Talking of contagious, nothing is quite as so ‘now’ as coronavirus and how that is affecting our beliefs, attitudes and behaviours. Last night I watched as President Macron welcomed the King and Queen of Spain to his country not with a handshake but a bow and a touch on the arm.  In Italy people are standing one metre apart and in restaurants people dine at a distance from the other patrons.  At home too we can see changes. In nearly all the meetings which I had this week people refused to shake hands. Interviewing panels greeted candidates with a nod and an apologetic withdrawal of their hands “under the circumstances”. Its’ right to be cautious and regardless of criticism that we may have towards our handling so far I think we are doing a far better job here than in Europe which in large part has been slow to respond. In Iran a country with one of the highest affected people, the cheek kiss, also an Arab custom among men, is said to have been the main reason that the disease spread so quickly.  As the world starts to recognise the scale of the challenge posed by the outbreak I am left wondering if this might not be the end of handshakes and the Continental cheek kiss greeting? Could this be the start of a societal change about how we interact as a species?
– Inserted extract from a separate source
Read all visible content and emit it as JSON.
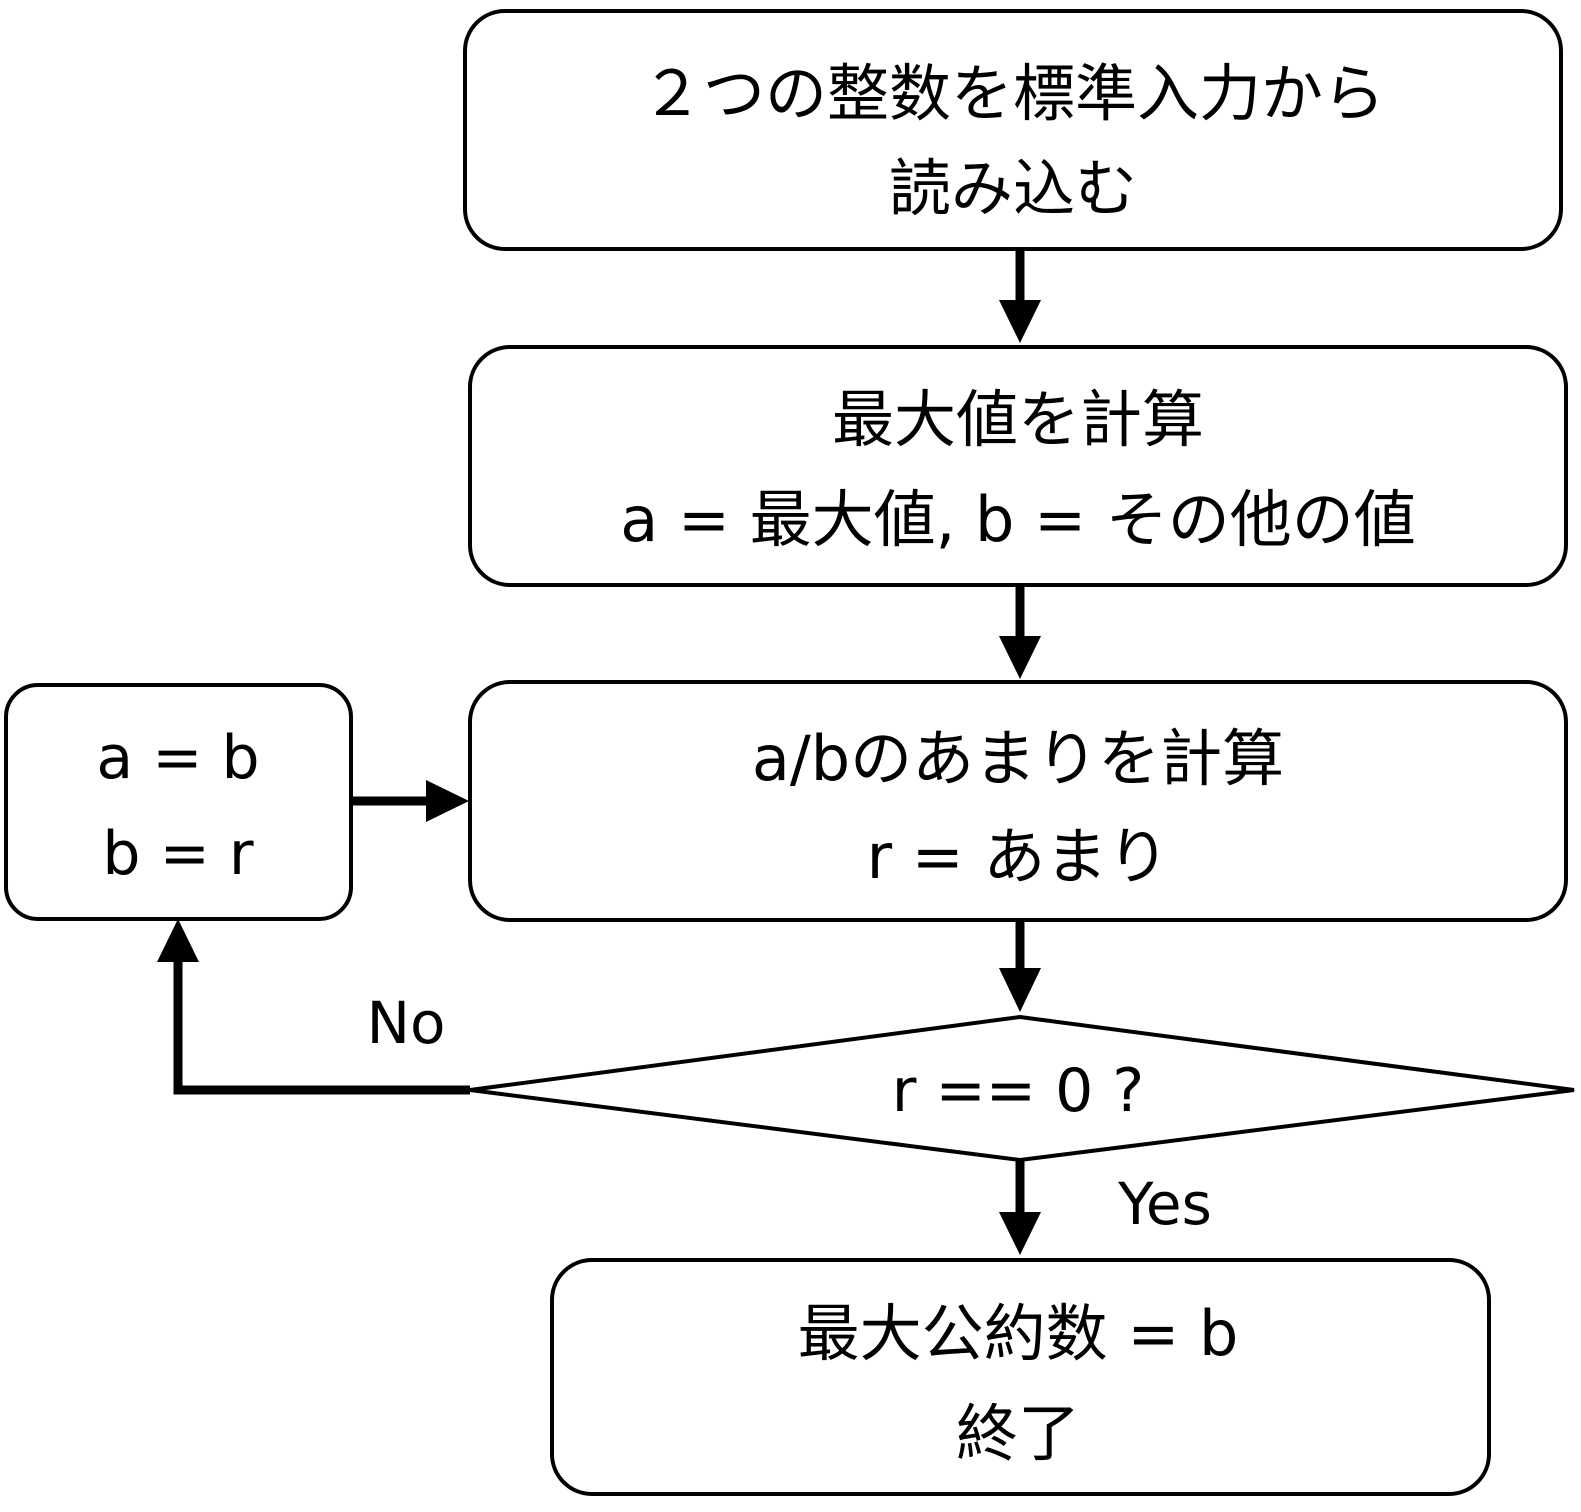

The feeling I have is that this might be a moment that grows in importance.


So, you might think that the decision to be less touchy is only temporary, but as we have seen, history has shown that temporary often proves the most permanent. The permanent presupposes human foresight while the temporary is usually nothing more than a stop gap or fad.


Thus, the question is not about our intention to return to pre-coronavirus rules, but whether it will be possible to unlearn what has been learned through these “temporary” measures. Hand sanitiser, excessive hand washing, wearing of protective gloves and masks, watching sports from a distance or remotely, the end of large gatherings, remote education – who knows where all this will go? This is how change can come about.  Governments’ advice and directives may come into law and remain in place on a ‘just in case’ basis.  No more will we be encouraged to be ‘hands on’ at work; ‘hot ‘desking’ will be viewed as a hotbed of disease spreading;  touchscreen technology might become obsolete overnight;   thumbprint access, still in its infancy, may never reach maturity; smartphones may have to be completely re-designed to operate  with gloved fingers; ATM’s may have to be similarly re-jigged  to not function by human finger.


The potential implications, technological, financial and mind re-set, are vast.  Right now we are seeing temporary fixes and emergency measures but if we have a lesson to learn from history, it is that it tends to repeat itself and the only way to prevent  just such another pandemic eventuality may be those seismic life changes.   It’s fair to say that it’s touch and go as to whether we’ll ever be allowed to touch and go again…..